YOUR ASSIGNMENT
Please retype the data below line for line and leave out every picture.
===== DATA RECORDS =====
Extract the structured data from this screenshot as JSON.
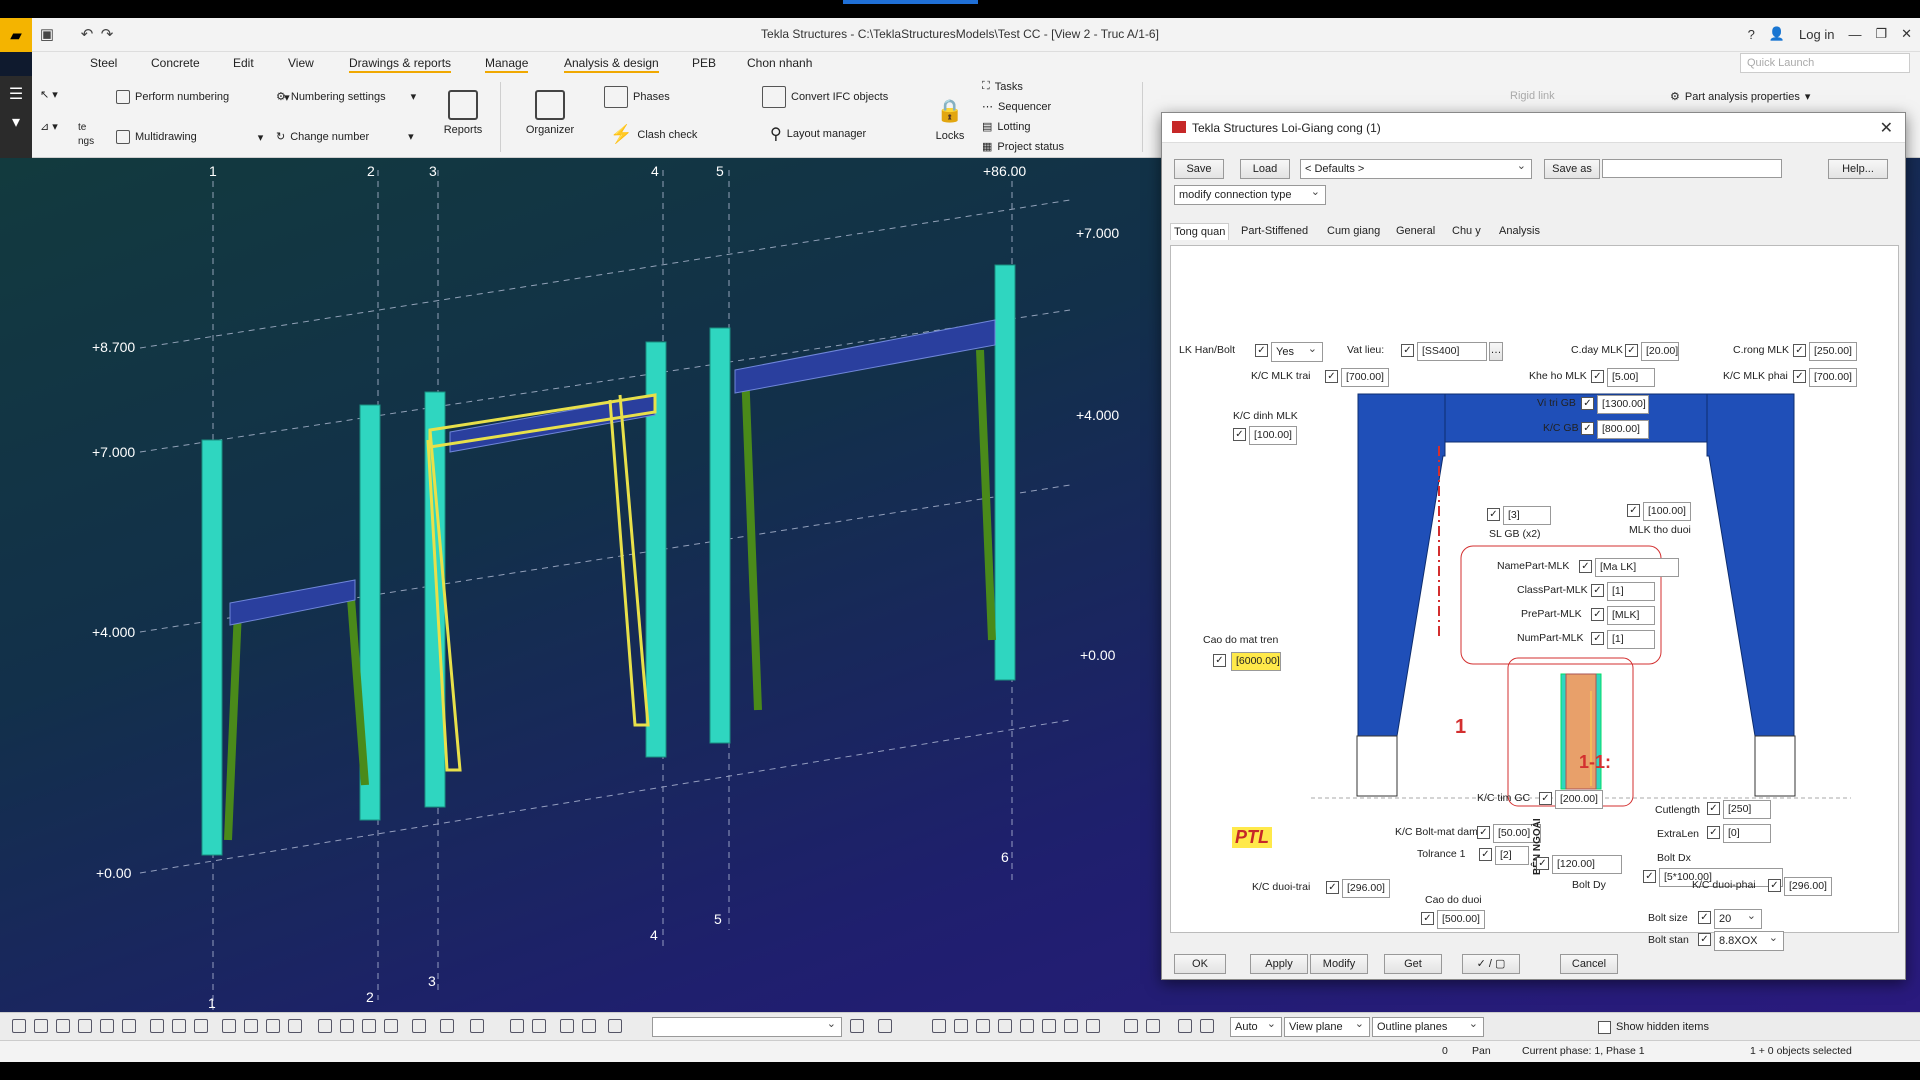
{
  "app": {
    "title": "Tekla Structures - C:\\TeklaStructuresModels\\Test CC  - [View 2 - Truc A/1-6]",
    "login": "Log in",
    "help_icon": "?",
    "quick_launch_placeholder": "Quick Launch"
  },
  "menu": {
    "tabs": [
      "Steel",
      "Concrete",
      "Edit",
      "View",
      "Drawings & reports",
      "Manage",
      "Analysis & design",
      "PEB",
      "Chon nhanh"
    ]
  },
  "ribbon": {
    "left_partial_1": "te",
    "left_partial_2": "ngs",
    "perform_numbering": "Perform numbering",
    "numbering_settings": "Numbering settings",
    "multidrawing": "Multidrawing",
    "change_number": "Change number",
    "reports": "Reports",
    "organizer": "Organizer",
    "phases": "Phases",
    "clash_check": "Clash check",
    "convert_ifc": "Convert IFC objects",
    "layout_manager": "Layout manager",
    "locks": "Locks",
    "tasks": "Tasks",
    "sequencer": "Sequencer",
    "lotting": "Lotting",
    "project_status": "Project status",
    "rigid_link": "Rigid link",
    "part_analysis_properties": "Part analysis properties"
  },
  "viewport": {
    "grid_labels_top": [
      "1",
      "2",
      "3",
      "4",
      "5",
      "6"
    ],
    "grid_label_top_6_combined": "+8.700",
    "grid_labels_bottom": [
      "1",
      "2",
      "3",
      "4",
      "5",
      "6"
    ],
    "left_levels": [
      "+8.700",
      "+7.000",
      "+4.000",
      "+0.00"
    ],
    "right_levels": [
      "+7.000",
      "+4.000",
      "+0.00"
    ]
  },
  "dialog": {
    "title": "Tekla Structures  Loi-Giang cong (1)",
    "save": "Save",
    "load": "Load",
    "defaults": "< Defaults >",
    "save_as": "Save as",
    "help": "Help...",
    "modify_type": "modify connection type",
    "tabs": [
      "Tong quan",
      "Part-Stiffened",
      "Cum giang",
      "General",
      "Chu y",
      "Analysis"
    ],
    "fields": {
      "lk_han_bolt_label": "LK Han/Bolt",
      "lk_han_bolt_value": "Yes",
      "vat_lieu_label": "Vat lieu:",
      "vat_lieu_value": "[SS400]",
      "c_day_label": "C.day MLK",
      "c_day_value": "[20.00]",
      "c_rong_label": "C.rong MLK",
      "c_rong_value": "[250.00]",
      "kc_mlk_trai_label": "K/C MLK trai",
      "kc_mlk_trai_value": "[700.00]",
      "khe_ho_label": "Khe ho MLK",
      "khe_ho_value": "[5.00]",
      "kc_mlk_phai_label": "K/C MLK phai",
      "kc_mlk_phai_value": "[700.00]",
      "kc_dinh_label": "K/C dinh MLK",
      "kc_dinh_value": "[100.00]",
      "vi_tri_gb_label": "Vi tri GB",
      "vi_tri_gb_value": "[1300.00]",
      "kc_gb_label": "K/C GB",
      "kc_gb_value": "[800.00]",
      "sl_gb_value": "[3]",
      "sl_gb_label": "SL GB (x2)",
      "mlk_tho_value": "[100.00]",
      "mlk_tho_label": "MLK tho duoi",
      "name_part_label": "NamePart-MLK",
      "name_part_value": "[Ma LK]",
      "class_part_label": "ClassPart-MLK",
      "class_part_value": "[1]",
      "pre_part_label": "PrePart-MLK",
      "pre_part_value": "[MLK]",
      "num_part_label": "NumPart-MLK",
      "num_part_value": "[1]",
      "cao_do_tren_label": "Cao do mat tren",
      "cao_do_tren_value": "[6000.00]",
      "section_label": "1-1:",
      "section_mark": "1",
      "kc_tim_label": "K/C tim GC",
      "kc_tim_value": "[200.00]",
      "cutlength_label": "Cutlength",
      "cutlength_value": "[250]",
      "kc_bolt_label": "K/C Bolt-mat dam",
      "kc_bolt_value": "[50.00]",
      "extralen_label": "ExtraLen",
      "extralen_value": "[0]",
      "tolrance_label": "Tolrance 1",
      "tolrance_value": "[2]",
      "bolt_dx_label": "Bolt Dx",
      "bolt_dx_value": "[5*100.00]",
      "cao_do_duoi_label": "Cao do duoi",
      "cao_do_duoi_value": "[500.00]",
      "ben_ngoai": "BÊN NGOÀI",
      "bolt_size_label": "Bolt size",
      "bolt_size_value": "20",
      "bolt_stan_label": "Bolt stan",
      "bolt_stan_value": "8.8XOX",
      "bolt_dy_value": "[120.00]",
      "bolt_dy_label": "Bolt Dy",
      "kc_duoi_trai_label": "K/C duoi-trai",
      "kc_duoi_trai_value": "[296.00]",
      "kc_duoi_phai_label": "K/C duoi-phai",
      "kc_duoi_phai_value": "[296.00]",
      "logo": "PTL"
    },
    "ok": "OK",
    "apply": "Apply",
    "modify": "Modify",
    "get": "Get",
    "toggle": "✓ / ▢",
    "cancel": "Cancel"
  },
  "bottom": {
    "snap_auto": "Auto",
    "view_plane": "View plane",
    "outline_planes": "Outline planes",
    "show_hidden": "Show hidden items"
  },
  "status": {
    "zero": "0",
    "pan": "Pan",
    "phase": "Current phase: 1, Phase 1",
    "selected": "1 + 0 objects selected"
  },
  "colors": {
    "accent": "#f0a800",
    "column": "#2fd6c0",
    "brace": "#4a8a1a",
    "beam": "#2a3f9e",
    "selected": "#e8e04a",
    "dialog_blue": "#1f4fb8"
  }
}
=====
REPLY TO THE TASK
Extract the structured data from this screenshot as JSON.
{
  "app": {
    "title": "Tekla Structures - C:\\TeklaStructuresModels\\Test CC  - [View 2 - Truc A/1-6]",
    "login": "Log in",
    "help_icon": "?",
    "quick_launch_placeholder": "Quick Launch"
  },
  "menu": {
    "tabs": [
      "Steel",
      "Concrete",
      "Edit",
      "View",
      "Drawings & reports",
      "Manage",
      "Analysis & design",
      "PEB",
      "Chon nhanh"
    ]
  },
  "ribbon": {
    "left_partial_1": "te",
    "left_partial_2": "ngs",
    "perform_numbering": "Perform numbering",
    "numbering_settings": "Numbering settings",
    "multidrawing": "Multidrawing",
    "change_number": "Change number",
    "reports": "Reports",
    "organizer": "Organizer",
    "phases": "Phases",
    "clash_check": "Clash check",
    "convert_ifc": "Convert IFC objects",
    "layout_manager": "Layout manager",
    "locks": "Locks",
    "tasks": "Tasks",
    "sequencer": "Sequencer",
    "lotting": "Lotting",
    "project_status": "Project status",
    "rigid_link": "Rigid link",
    "part_analysis_properties": "Part analysis properties"
  },
  "viewport": {
    "grid_labels_top": [
      "1",
      "2",
      "3",
      "4",
      "5",
      "6"
    ],
    "grid_label_top_6_combined": "+8.700",
    "grid_labels_bottom": [
      "1",
      "2",
      "3",
      "4",
      "5",
      "6"
    ],
    "left_levels": [
      "+8.700",
      "+7.000",
      "+4.000",
      "+0.00"
    ],
    "right_levels": [
      "+7.000",
      "+4.000",
      "+0.00"
    ]
  },
  "dialog": {
    "title": "Tekla Structures  Loi-Giang cong (1)",
    "save": "Save",
    "load": "Load",
    "defaults": "< Defaults >",
    "save_as": "Save as",
    "help": "Help...",
    "modify_type": "modify connection type",
    "tabs": [
      "Tong quan",
      "Part-Stiffened",
      "Cum giang",
      "General",
      "Chu y",
      "Analysis"
    ],
    "fields": {
      "lk_han_bolt_label": "LK Han/Bolt",
      "lk_han_bolt_value": "Yes",
      "vat_lieu_label": "Vat lieu:",
      "vat_lieu_value": "[SS400]",
      "c_day_label": "C.day MLK",
      "c_day_value": "[20.00]",
      "c_rong_label": "C.rong MLK",
      "c_rong_value": "[250.00]",
      "kc_mlk_trai_label": "K/C MLK trai",
      "kc_mlk_trai_value": "[700.00]",
      "khe_ho_label": "Khe ho MLK",
      "khe_ho_value": "[5.00]",
      "kc_mlk_phai_label": "K/C MLK phai",
      "kc_mlk_phai_value": "[700.00]",
      "kc_dinh_label": "K/C dinh MLK",
      "kc_dinh_value": "[100.00]",
      "vi_tri_gb_label": "Vi tri GB",
      "vi_tri_gb_value": "[1300.00]",
      "kc_gb_label": "K/C GB",
      "kc_gb_value": "[800.00]",
      "sl_gb_value": "[3]",
      "sl_gb_label": "SL GB (x2)",
      "mlk_tho_value": "[100.00]",
      "mlk_tho_label": "MLK tho duoi",
      "name_part_label": "NamePart-MLK",
      "name_part_value": "[Ma LK]",
      "class_part_label": "ClassPart-MLK",
      "class_part_value": "[1]",
      "pre_part_label": "PrePart-MLK",
      "pre_part_value": "[MLK]",
      "num_part_label": "NumPart-MLK",
      "num_part_value": "[1]",
      "cao_do_tren_label": "Cao do mat tren",
      "cao_do_tren_value": "[6000.00]",
      "section_label": "1-1:",
      "section_mark": "1",
      "kc_tim_label": "K/C tim GC",
      "kc_tim_value": "[200.00]",
      "cutlength_label": "Cutlength",
      "cutlength_value": "[250]",
      "kc_bolt_label": "K/C Bolt-mat dam",
      "kc_bolt_value": "[50.00]",
      "extralen_label": "ExtraLen",
      "extralen_value": "[0]",
      "tolrance_label": "Tolrance 1",
      "tolrance_value": "[2]",
      "bolt_dx_label": "Bolt Dx",
      "bolt_dx_value": "[5*100.00]",
      "cao_do_duoi_label": "Cao do duoi",
      "cao_do_duoi_value": "[500.00]",
      "ben_ngoai": "BÊN NGOÀI",
      "bolt_size_label": "Bolt size",
      "bolt_size_value": "20",
      "bolt_stan_label": "Bolt stan",
      "bolt_stan_value": "8.8XOX",
      "bolt_dy_value": "[120.00]",
      "bolt_dy_label": "Bolt Dy",
      "kc_duoi_trai_label": "K/C duoi-trai",
      "kc_duoi_trai_value": "[296.00]",
      "kc_duoi_phai_label": "K/C duoi-phai",
      "kc_duoi_phai_value": "[296.00]",
      "logo": "PTL"
    },
    "ok": "OK",
    "apply": "Apply",
    "modify": "Modify",
    "get": "Get",
    "toggle": "✓ / ▢",
    "cancel": "Cancel"
  },
  "bottom": {
    "snap_auto": "Auto",
    "view_plane": "View plane",
    "outline_planes": "Outline planes",
    "show_hidden": "Show hidden items"
  },
  "status": {
    "zero": "0",
    "pan": "Pan",
    "phase": "Current phase: 1, Phase 1",
    "selected": "1 + 0 objects selected"
  },
  "colors": {
    "accent": "#f0a800",
    "column": "#2fd6c0",
    "brace": "#4a8a1a",
    "beam": "#2a3f9e",
    "selected": "#e8e04a",
    "dialog_blue": "#1f4fb8"
  }
}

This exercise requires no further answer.